Whether the hoof abscess was burst by the blacksmith or as a result of the bandages, the hoof will need to be carefully cleaned daily.
Generally, your veterinarian will recommend bleached foot baths. Bleach is a good disinfectant that will clean up the horn and avoid an infection linked to the "hole" left in the foot.
Once the hoof is clean, it is best to put on a new bandage to keep the hoof as dry and clean as possible during the day.
Except in a few very special cases, the veterinarian will not prescribe anti-inflammatory drugs because they can delay the maturation of the abscess and increase the risk of infection.
How can I prevent a horse's hoof abscess?
The best way to prevent abscesses is to maintain your horse's hooves as clean as possible.
- Have your horse groomed or farrier regularly. In addition to taking care of the hoof, they can correct some of the hoof defaults that can affect your horse's locomotion.
- Clean your horse's hooves regularly to prevent stones from damaging the horn. This also allows you to see the condition of your horse's wall and to apply grease or oil to keep it more supple.

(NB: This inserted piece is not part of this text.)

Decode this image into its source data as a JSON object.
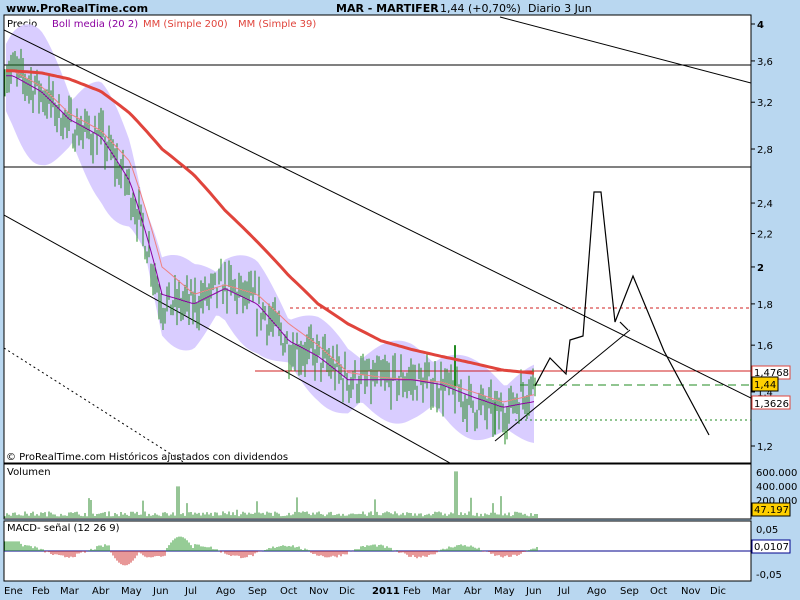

- Avoid pulling off your horse’s shoes during very wet seasons. Indeed, it can cause "holes" of the nails in the horn to be infected because they become an easy entry point for bacteria, especially in a humid environment.
- Support your horse's hooves with nutritional supplements. Biotin and other nutritional elements such as zinc or methionine can help support horn growth and improve its strength.
That's it for hoof abscesses. If you have any questions, please feel free to come and ask us on our social media channels.